RECORDS SUPPLIED START

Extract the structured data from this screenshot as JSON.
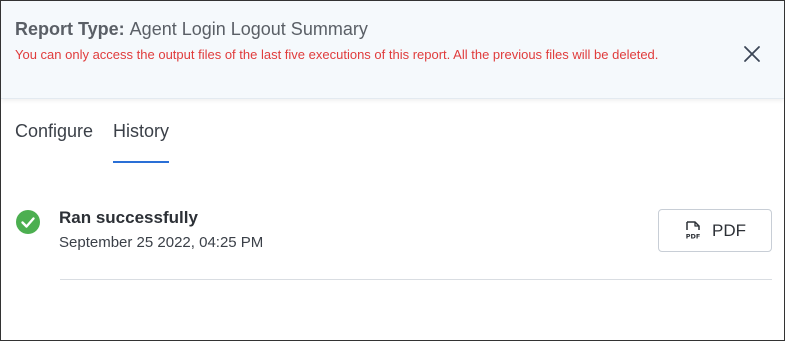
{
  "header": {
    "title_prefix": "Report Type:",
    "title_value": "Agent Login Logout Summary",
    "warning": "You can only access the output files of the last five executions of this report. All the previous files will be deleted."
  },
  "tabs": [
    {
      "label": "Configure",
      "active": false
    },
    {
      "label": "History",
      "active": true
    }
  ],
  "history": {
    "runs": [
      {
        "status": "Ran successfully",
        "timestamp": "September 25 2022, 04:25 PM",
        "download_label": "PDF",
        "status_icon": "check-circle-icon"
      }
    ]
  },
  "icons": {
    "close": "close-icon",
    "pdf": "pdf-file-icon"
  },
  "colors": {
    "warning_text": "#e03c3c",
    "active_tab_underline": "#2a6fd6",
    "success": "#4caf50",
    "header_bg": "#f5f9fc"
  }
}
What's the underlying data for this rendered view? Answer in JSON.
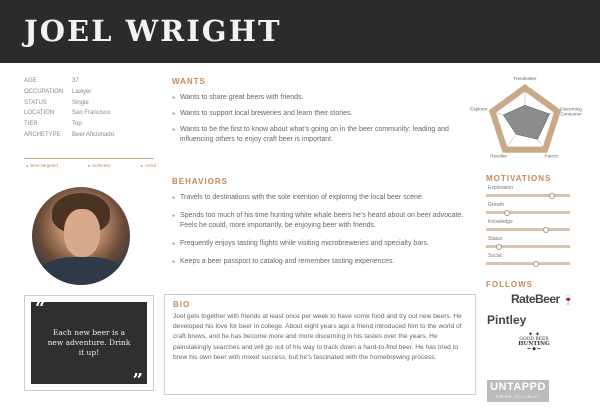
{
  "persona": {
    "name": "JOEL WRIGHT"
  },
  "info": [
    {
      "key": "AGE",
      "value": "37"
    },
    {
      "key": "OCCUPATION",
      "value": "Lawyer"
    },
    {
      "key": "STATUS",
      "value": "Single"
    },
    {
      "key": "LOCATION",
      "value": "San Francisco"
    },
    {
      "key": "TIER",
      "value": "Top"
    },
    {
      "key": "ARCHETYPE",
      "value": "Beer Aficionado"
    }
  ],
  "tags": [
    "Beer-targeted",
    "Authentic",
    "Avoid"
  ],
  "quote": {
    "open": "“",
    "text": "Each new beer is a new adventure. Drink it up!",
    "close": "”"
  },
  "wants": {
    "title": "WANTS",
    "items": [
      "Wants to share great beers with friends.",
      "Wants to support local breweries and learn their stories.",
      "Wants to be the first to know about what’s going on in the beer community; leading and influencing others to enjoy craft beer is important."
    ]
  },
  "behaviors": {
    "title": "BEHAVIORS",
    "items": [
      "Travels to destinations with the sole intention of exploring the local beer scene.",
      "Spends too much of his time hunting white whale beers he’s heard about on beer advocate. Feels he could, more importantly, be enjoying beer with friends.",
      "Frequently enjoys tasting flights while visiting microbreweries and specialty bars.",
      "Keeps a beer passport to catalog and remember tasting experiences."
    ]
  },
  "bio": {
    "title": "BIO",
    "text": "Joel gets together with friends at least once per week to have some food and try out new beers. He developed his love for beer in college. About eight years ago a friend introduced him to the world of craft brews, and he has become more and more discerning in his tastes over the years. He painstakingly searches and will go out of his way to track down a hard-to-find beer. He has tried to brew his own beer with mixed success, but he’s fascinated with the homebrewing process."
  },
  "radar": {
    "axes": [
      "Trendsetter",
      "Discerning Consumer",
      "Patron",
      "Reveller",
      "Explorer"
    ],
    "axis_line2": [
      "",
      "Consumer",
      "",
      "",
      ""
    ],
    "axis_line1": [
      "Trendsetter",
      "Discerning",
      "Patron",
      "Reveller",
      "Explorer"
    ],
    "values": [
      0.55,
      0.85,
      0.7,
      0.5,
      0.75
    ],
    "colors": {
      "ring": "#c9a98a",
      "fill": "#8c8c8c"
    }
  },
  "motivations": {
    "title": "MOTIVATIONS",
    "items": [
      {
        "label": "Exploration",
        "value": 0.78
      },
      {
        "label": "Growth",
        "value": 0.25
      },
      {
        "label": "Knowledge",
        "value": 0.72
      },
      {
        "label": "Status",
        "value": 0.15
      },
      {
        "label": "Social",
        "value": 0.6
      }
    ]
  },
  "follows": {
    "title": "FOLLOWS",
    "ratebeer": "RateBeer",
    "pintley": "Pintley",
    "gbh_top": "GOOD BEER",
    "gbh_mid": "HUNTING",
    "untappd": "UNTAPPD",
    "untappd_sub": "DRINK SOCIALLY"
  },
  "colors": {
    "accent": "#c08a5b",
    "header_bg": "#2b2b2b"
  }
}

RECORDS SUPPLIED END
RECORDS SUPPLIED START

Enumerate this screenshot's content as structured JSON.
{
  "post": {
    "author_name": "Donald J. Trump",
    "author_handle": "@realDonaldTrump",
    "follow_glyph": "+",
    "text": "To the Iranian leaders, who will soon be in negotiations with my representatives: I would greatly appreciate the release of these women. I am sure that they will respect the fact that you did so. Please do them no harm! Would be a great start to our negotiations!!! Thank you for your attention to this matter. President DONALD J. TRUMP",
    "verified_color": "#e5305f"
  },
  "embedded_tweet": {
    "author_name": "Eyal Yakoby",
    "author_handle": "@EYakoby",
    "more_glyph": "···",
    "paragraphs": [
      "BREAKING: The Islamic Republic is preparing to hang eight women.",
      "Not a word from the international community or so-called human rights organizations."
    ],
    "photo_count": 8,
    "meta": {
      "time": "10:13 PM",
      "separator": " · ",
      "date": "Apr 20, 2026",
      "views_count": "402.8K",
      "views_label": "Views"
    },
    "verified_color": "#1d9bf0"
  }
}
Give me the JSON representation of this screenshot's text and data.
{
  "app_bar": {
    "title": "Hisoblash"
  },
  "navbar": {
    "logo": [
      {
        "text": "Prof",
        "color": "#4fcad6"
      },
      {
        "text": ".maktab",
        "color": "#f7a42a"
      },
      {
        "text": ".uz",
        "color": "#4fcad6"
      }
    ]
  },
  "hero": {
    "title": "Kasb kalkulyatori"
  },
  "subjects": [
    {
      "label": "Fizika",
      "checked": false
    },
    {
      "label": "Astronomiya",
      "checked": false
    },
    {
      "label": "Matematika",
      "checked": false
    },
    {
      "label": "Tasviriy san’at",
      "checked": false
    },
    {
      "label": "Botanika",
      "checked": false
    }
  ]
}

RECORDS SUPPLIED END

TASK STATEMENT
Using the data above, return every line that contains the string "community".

OUTPUT BELOW
      "Wants to be the first to know about what’s going on in the beer community; leading and influencing others to enjoy craft beer is important."
      "Not a word from the international community or so-called human rights organizations."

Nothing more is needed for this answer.